by Stan Cutler

In a generation, public libraries as we know them will not exist. They will have evolved as public media centers, not as book collections. Imagine a public library as a laboratory, a physical location where adaptations to new media are developed. Think of it as dynamic, evolving to exploit and defend against revolutionary technologies.

The print industry was at the heart of the Industrial Revolution, as disruptive as steam and electricity. Newspapers, universities, commerce, courts – every institution and organized enterprise was print-based. Public libraries were established to promote universal literacy, paid for with tax dollars and philanthropy as an essential community benefit. The ability to read print on paper was a personal attribute that was understood to be a civic requirement. In the schools, it was mandated.

Print is a medium for long-form messages and interconnected sequences of ideas. Old-style reading and writing are obsessively linear, the form imposed upon thought by the characteristics of written language. The form is being replaced by instantly available packets that are part image, part sound, part chunks of text. One of the challenges society faces, and therefore libraries face, is that the forms of e-media are not as conducive to long, linear thought.

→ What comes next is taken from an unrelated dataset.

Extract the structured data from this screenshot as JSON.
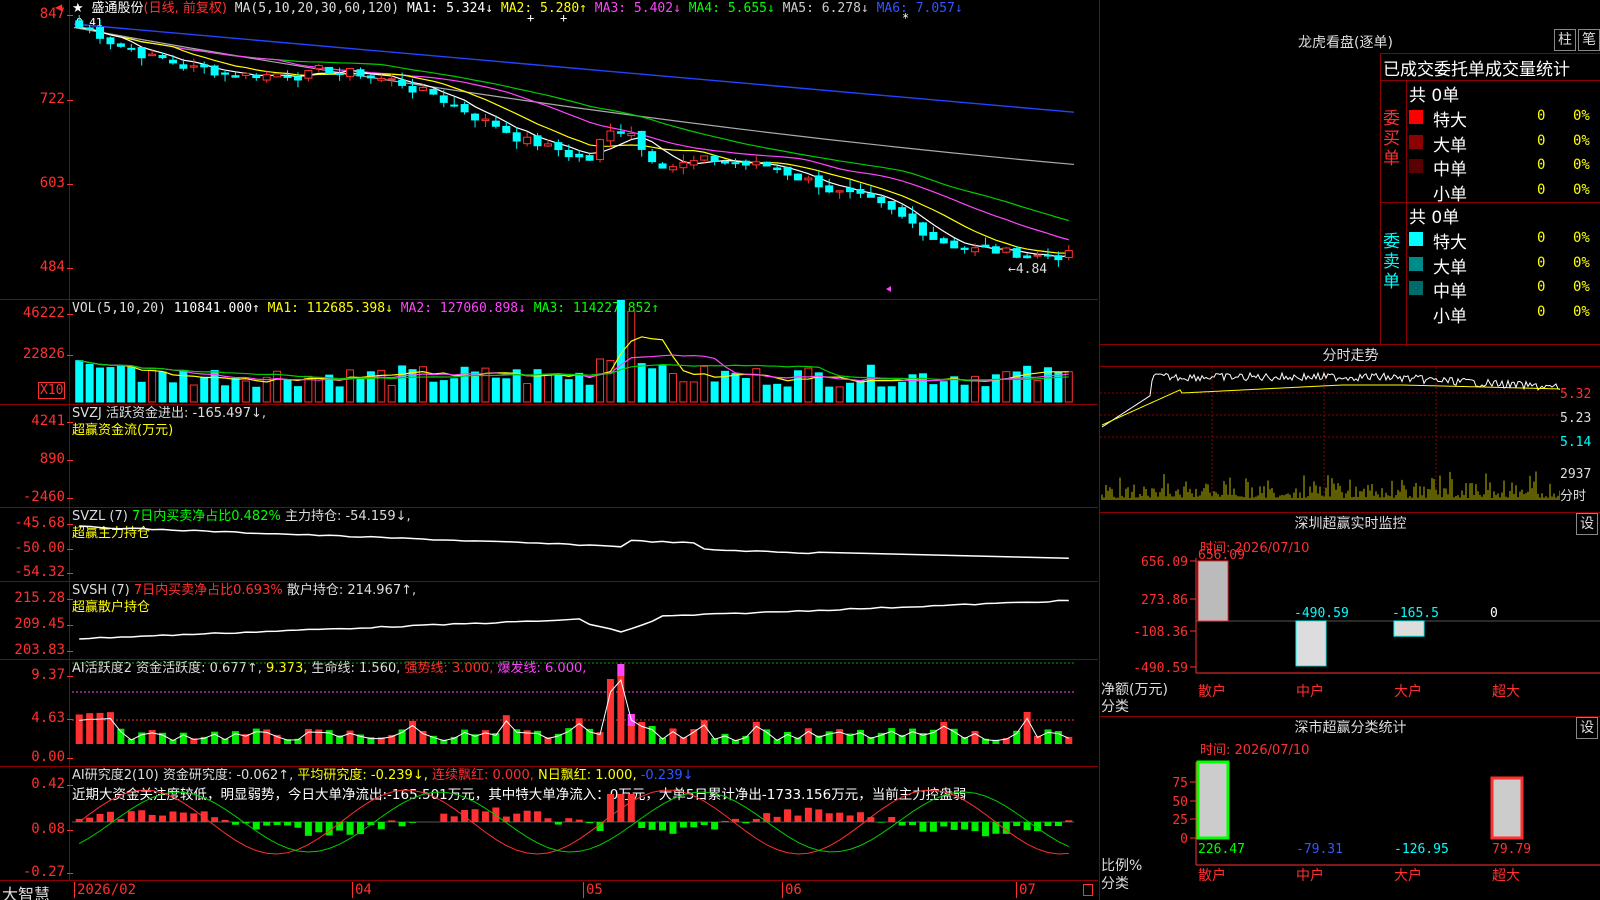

The mission of the Free Library of Philadelphia is “to advance literacy, guide learning, and inspire curiosity. Its vision is to build an enlightened community devoted to lifelong learning.” Note that the word “book” does not appear. We, the Friends of the Chestnut Hill Library, volunteer and donate in support of FLP’s mission Specifically, we want to make sure that the building at 8711 Germantown Ave. evolves as a public media center, including books.

As innovative programs and new technologies are introduced, we want to make sure that library patrons continue as long-form readers. Old media don’t die; they evolve as part of new media ecologies. Scrolls evolved as illuminated manuscripts that evolved as printed bibles. Theater movies became TV shows. Radio became relevant in a different way after the introduction of TV . Books will always be with us. We seek to incorporate them into the evolving media ecosystem so that the great benefits of the older technology are not lost as we experiment with new ones.

If you bring a flash drive to the library on a Tuesday afternoon, you can plug it into a computer attached to a projector with LED bulbs and software capable of magnifying the drive’s content on a screen. That’s new media technology used to improve an old form – a chalkboard lecture. You should attend our Tuesday afternoon speakers’ series. Better yet, you should be one of the presenters. Time is running out before we select the speakers for the fall series. If you wish to submit a proposal, please go to the “Contact” menu at

Stan Cutler is a member of the Friends of the Chestnut Hill Library board.